A Lover of Words

My father died last month, at age 93. I've been going through his papers, and one of the treasures I discovered is a smallish sampling of the huge collection of 3 x 5 word cards he kept his entire life. When I was a little girl, I remember him carrying them around, testing himself--and my sisters and me--on vocabulary. Ironically, though his vocabulary was huge, his spelling was atrocious. He once asked me how to spell "bus," and he wasn't joking. The file cards are crammed with words he bumped into while reading or talking, along with their definition and usage, or quotes that tickled him. He had a deep appreciation for good writing, and committed a daunting number of his favorite speeches, plays, and poems to memory: to name just a few, Shakespeare, Milton, Tennyson, Poe, Lincoln, and Churchill. For humor, he liked Yogi Berra, but nothing beat a good Mark Twain quip.

Reading the cards brings him back in a visceral and very welcome way. I don't have any 3 x 5 cards, but it is obvious to me that my path in life is, in no small measure, a gift from my dad.

October 2019

Julia Update

So much continues to happen with Julia, I'm happy to report. She is now an established character on Sesame Street. A book about her family, Family Forever, previously available only from Sesame Workshop, is now also available in hardcover from Barnes & Noble. Julia's brother, Samuel, as well as her mom and dad, all of whom I created for Family Forever, are now also bona fide Muppets. So, too, is Julia's adorable dog, Rose. And now there's a third book devoted to Julia. This one, Circle of Friends, presents an important message about bullying and about the importance of having a supportive community. You can access it on sesamestreet.org/autism.

Yay, Julia! I hope she continues to make friends, increase understanding of autism, and spread the message that all of us are amazing.

May 2019

People of the Book

I just returned from a once-in-a-lifetime--and actually, first-in-a-lifetime!--trip to Israel.

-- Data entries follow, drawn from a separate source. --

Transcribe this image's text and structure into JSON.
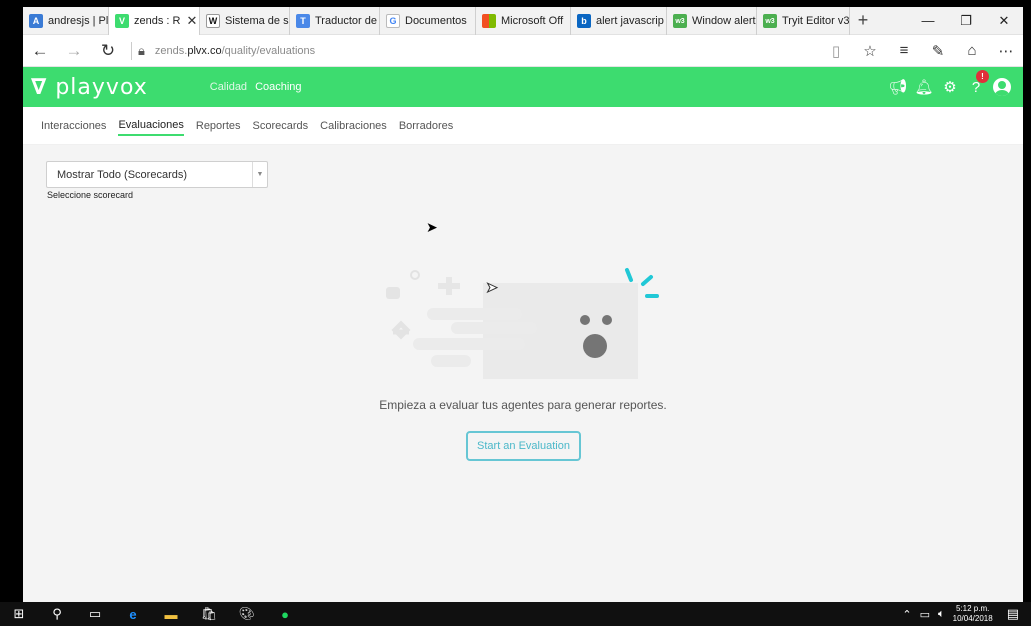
{
  "browser": {
    "tabs": [
      {
        "label": "andresjs | Pla",
        "fav_color": "#3a7bd5",
        "fav_glyph": "A"
      },
      {
        "label": "zends : R",
        "fav_color": "#3ddc6f",
        "fav_glyph": "V",
        "active": true
      },
      {
        "label": "Sistema de s",
        "fav_color": "#ffffff",
        "fav_glyph": "W"
      },
      {
        "label": "Traductor de",
        "fav_color": "#4a88e8",
        "fav_glyph": "T"
      },
      {
        "label": "Documentos",
        "fav_color": "#ffffff",
        "fav_glyph": "G"
      },
      {
        "label": "Microsoft Off",
        "fav_color": "#e3582a",
        "fav_glyph": "■"
      },
      {
        "label": "alert javascrip",
        "fav_color": "#0a66c2",
        "fav_glyph": "b"
      },
      {
        "label": "Window alert",
        "fav_color": "#4caf50",
        "fav_glyph": "w3"
      },
      {
        "label": "Tryit Editor v3",
        "fav_color": "#4caf50",
        "fav_glyph": "w3"
      }
    ],
    "url_prefix": "zends.",
    "url_domain": "plvx.co",
    "url_path": "/quality/evaluations"
  },
  "app": {
    "logo": "playvox",
    "nav": [
      "Calidad",
      "Coaching"
    ],
    "notification_badge": "!"
  },
  "subnav": [
    "Interacciones",
    "Evaluaciones",
    "Reportes",
    "Scorecards",
    "Calibraciones",
    "Borradores"
  ],
  "filter": {
    "selected": "Mostrar Todo (Scorecards)",
    "hint": "Seleccione scorecard"
  },
  "empty_state": {
    "message": "Empieza a evaluar tus agentes para generar reportes.",
    "button": "Start an Evaluation"
  },
  "taskbar": {
    "time": "5:12 p.m.",
    "date": "10/04/2018"
  },
  "colors": {
    "brand_green": "#3ddc6f",
    "accent_teal": "#4cb8c9"
  }
}
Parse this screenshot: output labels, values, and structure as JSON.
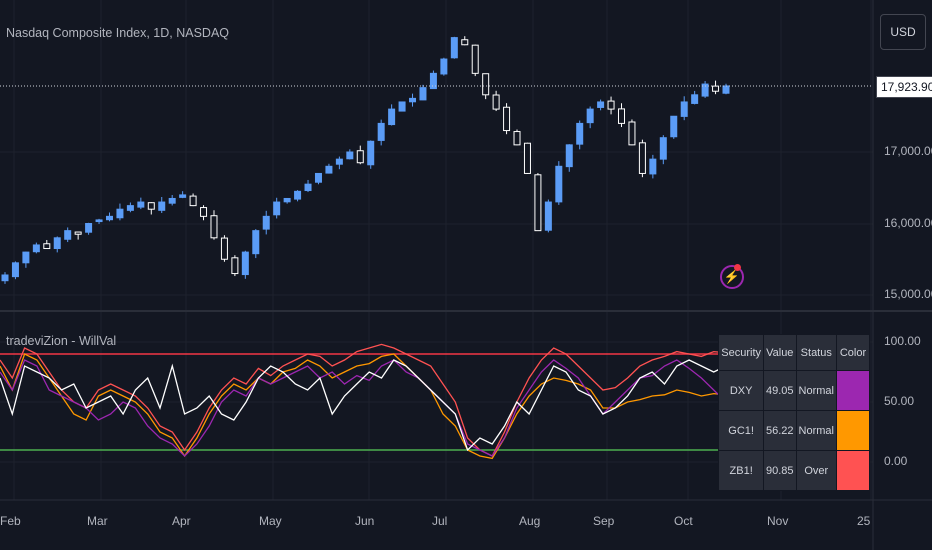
{
  "header": {
    "title": "Nasdaq Composite Index, 1D, NASDAQ",
    "currency": "USD"
  },
  "price_axis": {
    "labels": [
      "17,000.00",
      "16,000.00",
      "15,000.00"
    ],
    "last_price": "17,923.90"
  },
  "indicator": {
    "title": "tradeviZion - WillVal",
    "axis_labels": [
      "100.00",
      "50.00",
      "0.00"
    ],
    "table": {
      "headers": [
        "Security",
        "Value",
        "Status",
        "Color"
      ],
      "rows": [
        {
          "security": "DXY",
          "value": "49.05",
          "status": "Normal",
          "color": "#9c27b0"
        },
        {
          "security": "GC1!",
          "value": "56.22",
          "status": "Normal",
          "color": "#ff9800"
        },
        {
          "security": "ZB1!",
          "value": "90.85",
          "status": "Over",
          "color": "#ff5252"
        }
      ]
    }
  },
  "time_axis": {
    "labels": [
      "Feb",
      "Mar",
      "Apr",
      "May",
      "Jun",
      "Jul",
      "Aug",
      "Sep",
      "Oct",
      "Nov",
      "25"
    ]
  },
  "icons": {
    "alert": "lightning-icon"
  },
  "chart_data": [
    {
      "type": "candlestick",
      "title": "Nasdaq Composite Index, 1D, NASDAQ",
      "closes": [
        15280,
        15450,
        15600,
        15700,
        15650,
        15800,
        15900,
        15850,
        16000,
        16050,
        16100,
        16200,
        16250,
        16300,
        16200,
        16300,
        16350,
        16400,
        16250,
        16100,
        15800,
        15500,
        15300,
        15600,
        15900,
        16100,
        16300,
        16350,
        16450,
        16550,
        16700,
        16800,
        16900,
        17000,
        16850,
        17150,
        17400,
        17600,
        17700,
        17750,
        17900,
        18100,
        18300,
        18600,
        18500,
        18100,
        17800,
        17600,
        17300,
        17100,
        16700,
        15900,
        16300,
        16800,
        17100,
        17400,
        17600,
        17700,
        17600,
        17400,
        17100,
        16700,
        16900,
        17200,
        17500,
        17700,
        17800,
        17950,
        17850,
        17923.9
      ],
      "ylim": [
        14800,
        18800
      ]
    },
    {
      "type": "line",
      "title": "tradeviZion - WillVal",
      "ylim": [
        -5,
        105
      ],
      "levels": [
        90,
        10
      ],
      "series": [
        {
          "name": "NASDAQ",
          "color": "#ffffff",
          "values": [
            70,
            40,
            80,
            75,
            70,
            60,
            65,
            45,
            50,
            55,
            40,
            60,
            70,
            45,
            80,
            40,
            45,
            55,
            40,
            35,
            50,
            70,
            80,
            75,
            65,
            60,
            70,
            40,
            55,
            65,
            75,
            70,
            85,
            80,
            70,
            60,
            50,
            40,
            10,
            20,
            15,
            30,
            50,
            40,
            60,
            80,
            75,
            60,
            55,
            40,
            45,
            55,
            70,
            75,
            65,
            80,
            85,
            80,
            75,
            80
          ]
        },
        {
          "name": "DXY",
          "color": "#9c27b0",
          "values": [
            75,
            60,
            85,
            80,
            60,
            55,
            50,
            45,
            35,
            40,
            50,
            45,
            30,
            20,
            15,
            5,
            15,
            30,
            50,
            60,
            55,
            70,
            65,
            70,
            75,
            80,
            70,
            75,
            65,
            72,
            68,
            80,
            85,
            75,
            70,
            60,
            50,
            40,
            15,
            10,
            5,
            20,
            45,
            60,
            75,
            85,
            78,
            70,
            55,
            40,
            50,
            60,
            70,
            72,
            80,
            85,
            78,
            70,
            60,
            50
          ]
        },
        {
          "name": "GC1!",
          "color": "#ff9800",
          "values": [
            80,
            60,
            90,
            85,
            70,
            55,
            40,
            35,
            55,
            60,
            55,
            50,
            40,
            25,
            20,
            5,
            20,
            40,
            55,
            65,
            60,
            70,
            65,
            75,
            78,
            85,
            80,
            70,
            75,
            80,
            82,
            88,
            90,
            80,
            70,
            60,
            40,
            30,
            10,
            5,
            3,
            20,
            40,
            55,
            65,
            70,
            68,
            65,
            60,
            45,
            45,
            50,
            52,
            55,
            56,
            60,
            58,
            55,
            57,
            56
          ]
        },
        {
          "name": "ZB1!",
          "color": "#ff5252",
          "values": [
            85,
            70,
            95,
            90,
            75,
            60,
            50,
            45,
            60,
            65,
            60,
            55,
            45,
            30,
            25,
            10,
            25,
            45,
            60,
            70,
            65,
            78,
            72,
            80,
            85,
            90,
            88,
            80,
            85,
            92,
            95,
            98,
            95,
            90,
            85,
            80,
            65,
            50,
            20,
            10,
            5,
            25,
            50,
            70,
            85,
            95,
            90,
            80,
            70,
            60,
            62,
            70,
            80,
            85,
            88,
            92,
            90,
            88,
            92,
            91
          ]
        }
      ]
    }
  ]
}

The trip was courtesy of PJ Library, a fantastic nonprofit run by the Harold Grinspoon Foundation that distributes free books with Jewish content every month to children all over the U.S. and in a number of other countries as well.  Eighteen children's book authors and artists (a wonderfully talented and generous group) traveled around Israel and were treated to one fantastic experience after another:  kayaking on the Dead Sea; star-gazing in the desert; walking on a two-thousand-year-old pilgrimage road under Jerusalem not yet opened to the public; listening to prize-winning Israeli authors; lunch and discussion with Jews who came from Ethiopia. And, possibly my favorite: a behind-the-scenes look at the Dead Sea Scrolls and the restoration process.  All told, I have a new appreciation for and understanding of the expression "People of the Book." 

February 2019

DeadSeaScroll

Trick Arrr Treat

As a kid, I was obsessed with Halloween. Like most kids, I guess. I mean, free candy! Candy was extremely rare in our house, so each year on October 31, I’d amass as much of it as possible, come back to the house for the sister swap (I had three sisters, we each had different preferences, and usually at least one of us had braces that made some treats taboo), and then put my final collection in a shoe box. Showing willpower that I can only dream about today, I strictly rationed my stash so that it lasted as long as possible. My record was the year I stretched it till Valentine’s Day.


So it’s fitting that I now have books that bookend Halloween and Valentine's Day. Trick Arrr Treat, published a couple of years ago, started with the piratical wordplay of the title, and then I just went along for the ride. Pirates were a big deal to my son when he was little. When we went to the beach, we’d bring along his pirate hat and flag, and we’d bury some kind of treasure for him to dig up. This year, I have a new book, called A Valentine for Frankenstein. It's kind of a Halloween-Valentine's Day mash-up, and a story about feeling comfortable in your own (green) skin.


In both of these stories, one of the best parts of the writing process was coming up with the characters’ names. I think everyone should have a pirate name and/or a monster name. What’s yours?

Leslie Kimmelman
10/18

trickarrrtreat ValentineFrankenstein

Distress? De-Stress!

I have two board books out this year--actually my first books ever to be published originally in board book editions. Both of them, I hope, are books that are particularly helpful in these tumultuous times. See what you think!

The first, which just came out in May, is called Here Come the Helpers. When there are emergencies, when things go wrong, follow Mister Rogers's advice and "look for the helpers." On each page, uh-oh, there's another emergency, and young kids can see everyone working together to make things right again--to put out the fire, to helicopter people to safety, to tow the car, and so on. It doesn't hurt that the helpers are adorable animals of all species. The illustrator, Barbara Bakos, is magnificent.

The second book, Belly Breathe, will be available on October 1. I don't know about anyone else, but I've been doing a lot of belly breathing this year. It totally works to get me down off the ledge. This book also has an array of charming animals (by illustrator Lindsey Dale-Scott), as well as people, who belly breathe, jelly breathe, furry breathe, and purry breathe their way to perfect calm and tranquility.

July 2018